First, is Kathryn Dodge. Several years ago, the City Council, acting as a Board of Adjustment, heard an appeal by residents of Slaterville. After long deliberation, the council and city staff determined the appeal was warranted; the borough Planning Commission made serious procedural errors.
Angered by the decision borough Mayor Karl Kassel, in good ol’ boy fashion, quickly introduced an ordinance to the Borough Assembly to change the long-honored tradition allowing the City Council to act as a Board of Adjustment regarding planning matters inside the city. After much testimony in opposition from city officials and citizen comments, the assembly ignored the input and unfortunately backed Mayor Kassel.
Assemblywoman Kathryn Dodge, herself a city resident, voted to strip the city of that right.
That action itself shows little regard for the people of Fairbanks who now have no say in conditional uses inside the city limits.
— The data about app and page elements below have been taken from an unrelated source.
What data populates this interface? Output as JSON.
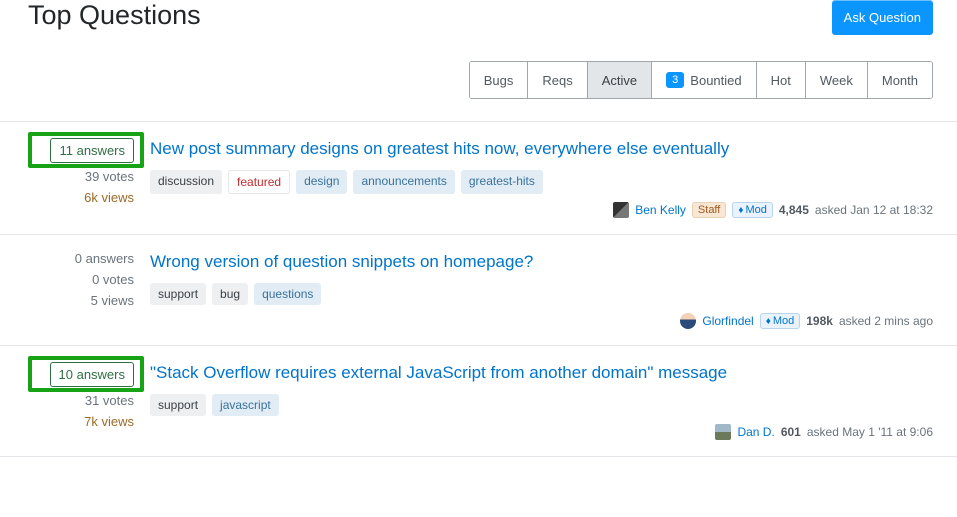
{
  "header": {
    "title": "Top Questions",
    "ask_button": "Ask Question"
  },
  "tabs": {
    "items": [
      {
        "label": "Bugs"
      },
      {
        "label": "Reqs"
      },
      {
        "label": "Active"
      },
      {
        "label": "Bountied",
        "badge": "3"
      },
      {
        "label": "Hot"
      },
      {
        "label": "Week"
      },
      {
        "label": "Month"
      }
    ],
    "active_index": 2
  },
  "questions": [
    {
      "answers": "11 answers",
      "votes": "39 votes",
      "views": "6k views",
      "views_hot": true,
      "highlight": true,
      "title": "New post summary designs on greatest hits now, everywhere else eventually",
      "tags": [
        {
          "label": "discussion",
          "style": "plain"
        },
        {
          "label": "featured",
          "style": "featured"
        },
        {
          "label": "design",
          "style": "blue"
        },
        {
          "label": "announcements",
          "style": "blue"
        },
        {
          "label": "greatest-hits",
          "style": "blue"
        }
      ],
      "user": {
        "name": "Ben Kelly",
        "rep": "4,845",
        "staff": true,
        "mod": true,
        "avatar": "av1"
      },
      "time": "asked Jan 12 at 18:32"
    },
    {
      "answers": "0 answers",
      "votes": "0 votes",
      "views": "5 views",
      "views_hot": false,
      "highlight": false,
      "title": "Wrong version of question snippets on homepage?",
      "tags": [
        {
          "label": "support",
          "style": "plain"
        },
        {
          "label": "bug",
          "style": "plain"
        },
        {
          "label": "questions",
          "style": "blue"
        }
      ],
      "user": {
        "name": "Glorfindel",
        "rep": "198k",
        "staff": false,
        "mod": true,
        "avatar": "av2"
      },
      "time": "asked 2 mins ago"
    },
    {
      "answers": "10 answers",
      "votes": "31 votes",
      "views": "7k views",
      "views_hot": true,
      "highlight": true,
      "title": "\"Stack Overflow requires external JavaScript from another domain\" message",
      "tags": [
        {
          "label": "support",
          "style": "plain"
        },
        {
          "label": "javascript",
          "style": "blue"
        }
      ],
      "user": {
        "name": "Dan D.",
        "rep": "601",
        "staff": false,
        "mod": false,
        "avatar": "av3"
      },
      "time": "asked May 1 '11 at 9:06"
    }
  ],
  "labels": {
    "staff": "Staff",
    "mod": "Mod"
  }
}
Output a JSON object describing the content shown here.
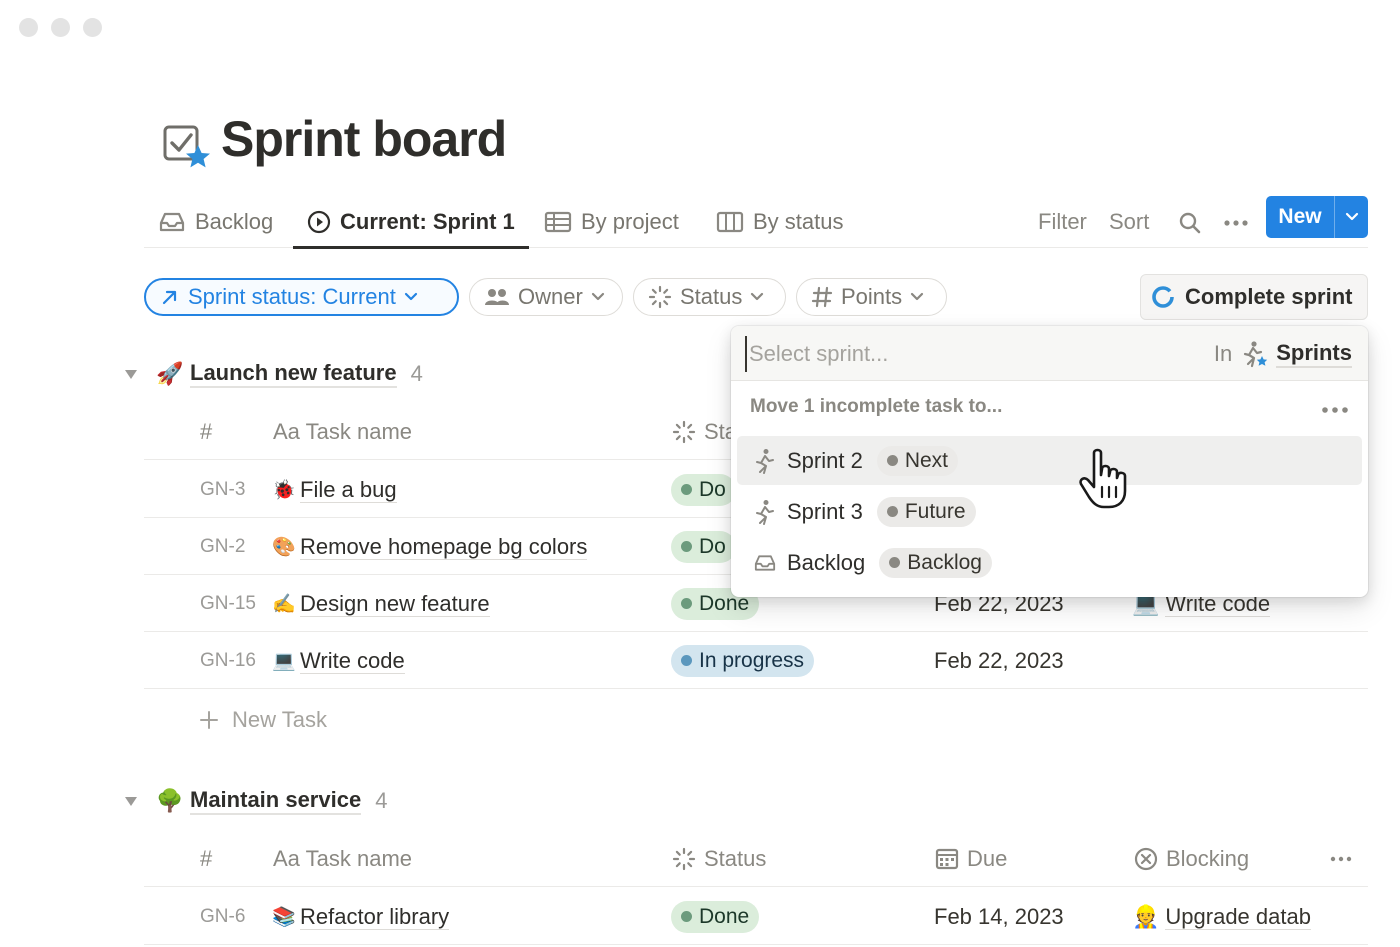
{
  "page": {
    "title": "Sprint board"
  },
  "tabs": [
    {
      "label": "Backlog",
      "icon": "inbox-icon"
    },
    {
      "label": "Current: Sprint 1",
      "icon": "play-circle-icon",
      "active": true
    },
    {
      "label": "By project",
      "icon": "table-icon"
    },
    {
      "label": "By status",
      "icon": "board-columns-icon"
    }
  ],
  "toolbar": {
    "filter": "Filter",
    "sort": "Sort",
    "new": "New"
  },
  "filters": {
    "sprint_status": "Sprint status: Current",
    "owner": "Owner",
    "status": "Status",
    "points": "Points"
  },
  "complete_sprint": "Complete sprint",
  "columns": {
    "id": "#",
    "name": "Aa Task name",
    "status": "Status",
    "due": "Due",
    "blocking": "Blocking"
  },
  "groups": [
    {
      "title": "Launch new feature",
      "emoji": "🚀",
      "count": "4",
      "status_header_visible": "Sta",
      "rows": [
        {
          "id": "GN-3",
          "emoji": "🐞",
          "name": "File a bug",
          "status": "Do",
          "status_type": "done",
          "due": "",
          "blocking": ""
        },
        {
          "id": "GN-2",
          "emoji": "🎨",
          "name": "Remove homepage bg colors",
          "status": "Do",
          "status_type": "done",
          "due": "",
          "blocking": ""
        },
        {
          "id": "GN-15",
          "emoji": "✍️",
          "name": "Design new feature",
          "status": "Done",
          "status_type": "done",
          "due": "Feb 22, 2023",
          "blocking_emoji": "💻",
          "blocking": "Write code"
        },
        {
          "id": "GN-16",
          "emoji": "💻",
          "name": "Write code",
          "status": "In progress",
          "status_type": "progress",
          "due": "Feb 22, 2023",
          "blocking": ""
        }
      ],
      "new_task": "New Task"
    },
    {
      "title": "Maintain service",
      "emoji": "🌳",
      "count": "4",
      "rows": [
        {
          "id": "GN-6",
          "emoji": "📚",
          "name": "Refactor library",
          "status": "Done",
          "status_type": "done",
          "due": "Feb 14, 2023",
          "blocking_emoji": "👷",
          "blocking": "Upgrade datab"
        }
      ]
    }
  ],
  "dropdown": {
    "placeholder": "Select sprint...",
    "in_label": "In",
    "source": "Sprints",
    "section": "Move 1 incomplete task to...",
    "options": [
      {
        "label": "Sprint 2",
        "tag": "Next",
        "icon": "runner-icon"
      },
      {
        "label": "Sprint 3",
        "tag": "Future",
        "icon": "runner-icon"
      },
      {
        "label": "Backlog",
        "tag": "Backlog",
        "icon": "inbox-icon"
      }
    ]
  },
  "colors": {
    "accent": "#2383e2",
    "done_bg": "#dbeddb",
    "progress_bg": "#d3e5ef"
  }
}
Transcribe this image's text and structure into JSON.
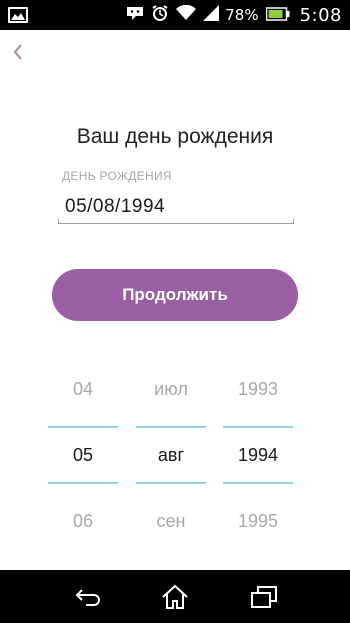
{
  "status_bar": {
    "battery_percent": "78%",
    "time": "5:08",
    "icons": [
      "gallery-icon",
      "messenger-icon",
      "alarm-icon",
      "wifi-icon",
      "signal-icon",
      "battery-icon"
    ]
  },
  "header": {
    "back_icon": "chevron-left-icon"
  },
  "title": "Ваш день рождения",
  "birthday_field": {
    "label": "ДЕНЬ РОЖДЕНИЯ",
    "value": "05/08/1994"
  },
  "continue_button": {
    "label": "Продолжить",
    "color": "#9a5ea3"
  },
  "date_picker": {
    "day": {
      "previous": "04",
      "selected": "05",
      "next": "06"
    },
    "month": {
      "previous": "июл",
      "selected": "авг",
      "next": "сен"
    },
    "year": {
      "previous": "1993",
      "selected": "1994",
      "next": "1995"
    },
    "divider_color": "#8fd3f0"
  },
  "nav_bar": {
    "icons": [
      "back-nav-icon",
      "home-nav-icon",
      "recent-apps-icon"
    ]
  }
}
Kathryn Dodge was also removed from the Alaska Human Rights Commission earlier this year after its executive director was suspended and then resigned for a controversial social media post complaining about a “Black Guns Matter” sticker, calling it racist.
Second is Mindy O’Neall. Many people remember the “last minute controversy” that erupted in 2013 in the city mayoral race between John Eberhart and Vivian Stiver. Eberhart’s campaign expressed concern over Stiver’s “questionable conduct” for violating an arcane Alaska Public Offices Commission rule that resulted in a small fine immediately paid by Stiver. The News-Miner soon reported that Eberhart’s campaign manager helped originate the complaint.
That’s right, Mindy O’Neall orchestrated the whole thing. Do we want this kind of politics to be the norm here?
Later it was learned the Eberhart campaign had numerous APOC violations, including the highly publicized infraction resulting in a $37.50 fine. Using thousands of city dollars, he fought it for years before the City Council stopped the payments. A letter dated Feb. 6, 2014, from APOC assessed Eberhart a penalty of $44,500 for failure to file a 24-hour report and later reduced it to $445.